» **Record set**
+---+
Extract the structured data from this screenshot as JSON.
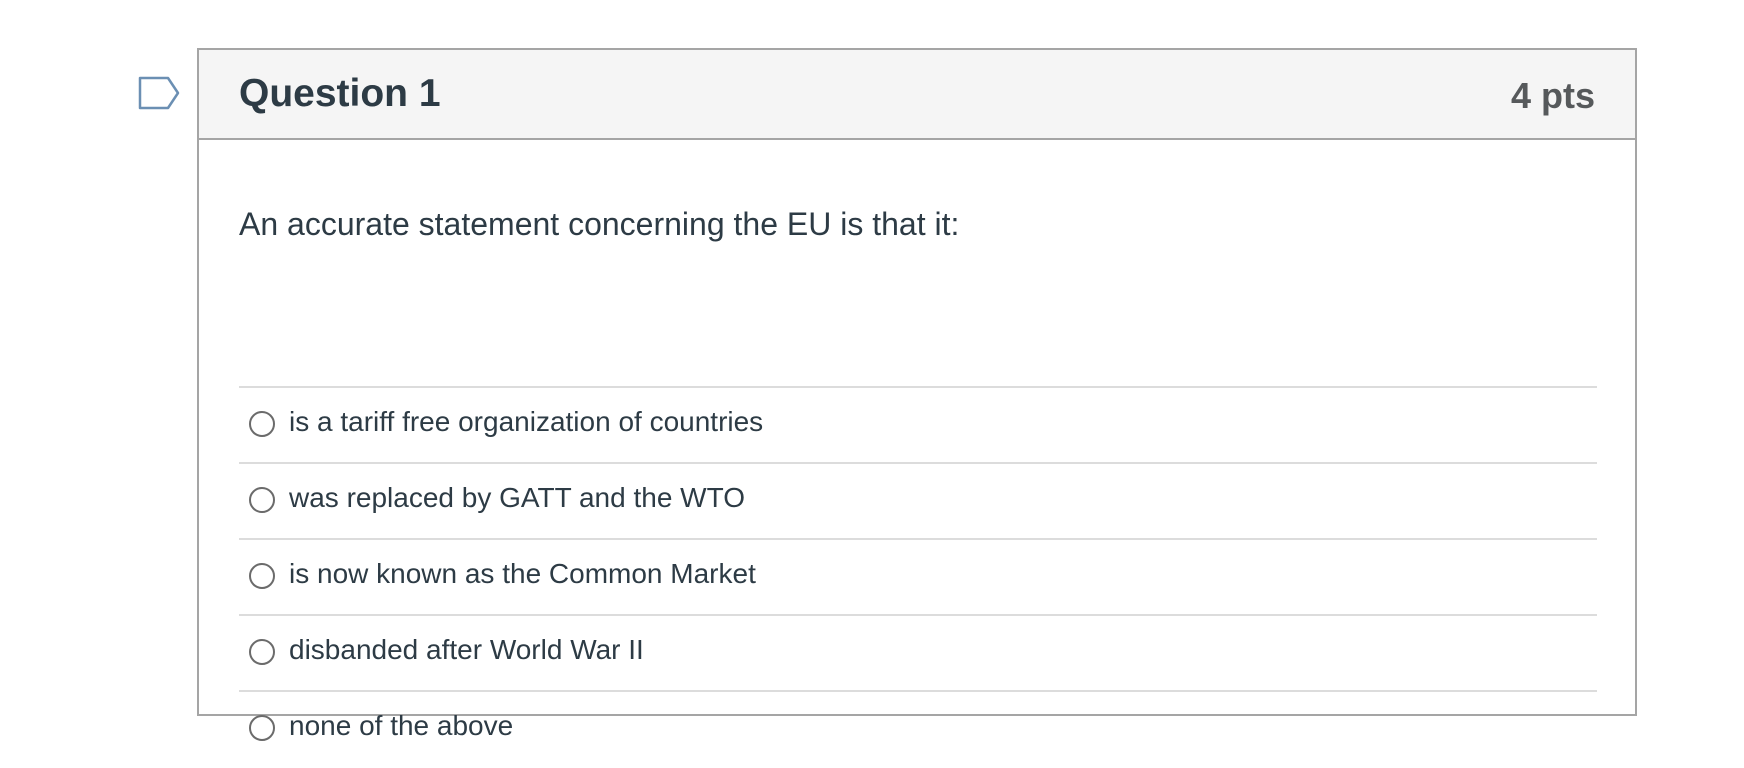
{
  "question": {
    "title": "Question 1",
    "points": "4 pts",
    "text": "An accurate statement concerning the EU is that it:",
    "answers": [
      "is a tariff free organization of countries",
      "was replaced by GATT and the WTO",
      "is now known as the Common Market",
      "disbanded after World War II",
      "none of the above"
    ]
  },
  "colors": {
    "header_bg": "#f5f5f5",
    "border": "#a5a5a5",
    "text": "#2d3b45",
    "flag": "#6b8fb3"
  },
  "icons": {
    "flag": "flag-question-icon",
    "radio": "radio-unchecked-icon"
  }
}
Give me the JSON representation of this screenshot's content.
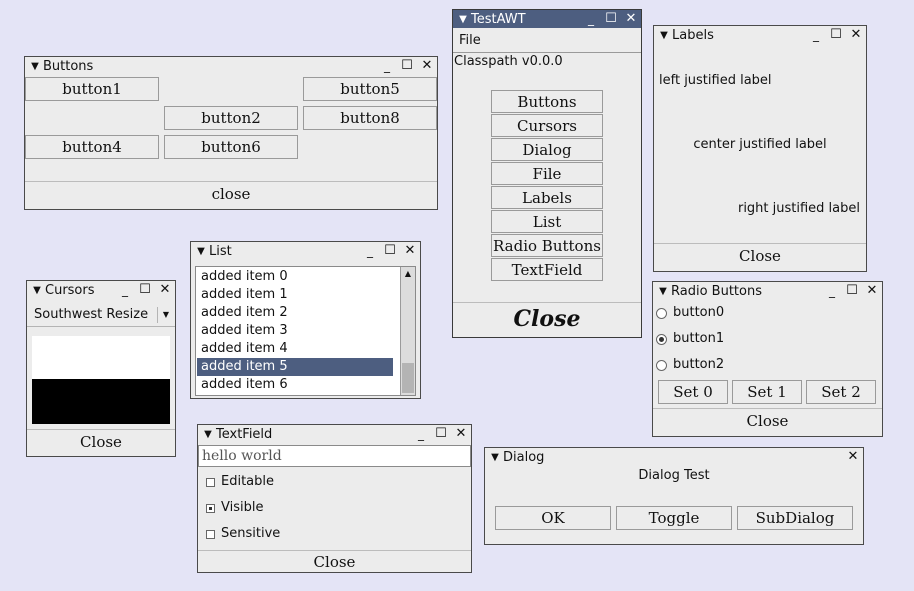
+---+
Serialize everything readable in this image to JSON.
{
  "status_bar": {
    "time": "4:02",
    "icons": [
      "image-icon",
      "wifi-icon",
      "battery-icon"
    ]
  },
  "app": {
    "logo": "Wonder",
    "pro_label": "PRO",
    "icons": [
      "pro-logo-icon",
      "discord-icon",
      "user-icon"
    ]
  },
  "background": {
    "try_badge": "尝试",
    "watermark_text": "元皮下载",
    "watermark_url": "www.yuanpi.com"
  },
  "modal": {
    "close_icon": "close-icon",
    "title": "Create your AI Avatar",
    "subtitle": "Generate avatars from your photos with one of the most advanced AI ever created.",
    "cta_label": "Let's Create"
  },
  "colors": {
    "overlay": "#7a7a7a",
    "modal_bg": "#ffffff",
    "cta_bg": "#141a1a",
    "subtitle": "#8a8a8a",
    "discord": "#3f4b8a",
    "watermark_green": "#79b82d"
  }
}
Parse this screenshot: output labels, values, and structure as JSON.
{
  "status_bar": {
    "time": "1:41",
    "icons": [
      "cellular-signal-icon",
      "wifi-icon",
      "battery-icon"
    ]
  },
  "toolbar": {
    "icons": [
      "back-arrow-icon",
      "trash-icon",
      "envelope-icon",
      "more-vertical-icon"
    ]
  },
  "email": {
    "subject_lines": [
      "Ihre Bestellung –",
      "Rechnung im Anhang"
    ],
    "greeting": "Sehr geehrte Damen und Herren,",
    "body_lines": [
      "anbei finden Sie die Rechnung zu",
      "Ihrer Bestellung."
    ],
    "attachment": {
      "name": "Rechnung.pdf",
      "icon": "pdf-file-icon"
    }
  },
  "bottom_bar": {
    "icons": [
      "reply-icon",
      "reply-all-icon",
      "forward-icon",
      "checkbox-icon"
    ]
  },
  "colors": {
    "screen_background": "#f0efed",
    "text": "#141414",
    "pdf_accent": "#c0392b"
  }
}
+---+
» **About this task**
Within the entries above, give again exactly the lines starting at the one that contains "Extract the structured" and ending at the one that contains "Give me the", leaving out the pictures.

» **Solution**
Extract the structured data from this screenshot as JSON.
{
  "question": {
    "title": "Question 1",
    "points": "4 pts",
    "text": "An accurate statement concerning the EU is that it:",
    "answers": [
      "is a tariff free organization of countries",
      "was replaced by GATT and the WTO",
      "is now known as the Common Market",
      "disbanded after World War II",
      "none of the above"
    ]
  },
  "colors": {
    "header_bg": "#f5f5f5",
    "border": "#a5a5a5",
    "text": "#2d3b45",
    "flag": "#6b8fb3"
  },
  "icons": {
    "flag": "flag-question-icon",
    "radio": "radio-unchecked-icon"
  }
}
Give me the JSON representation of this screenshot's content.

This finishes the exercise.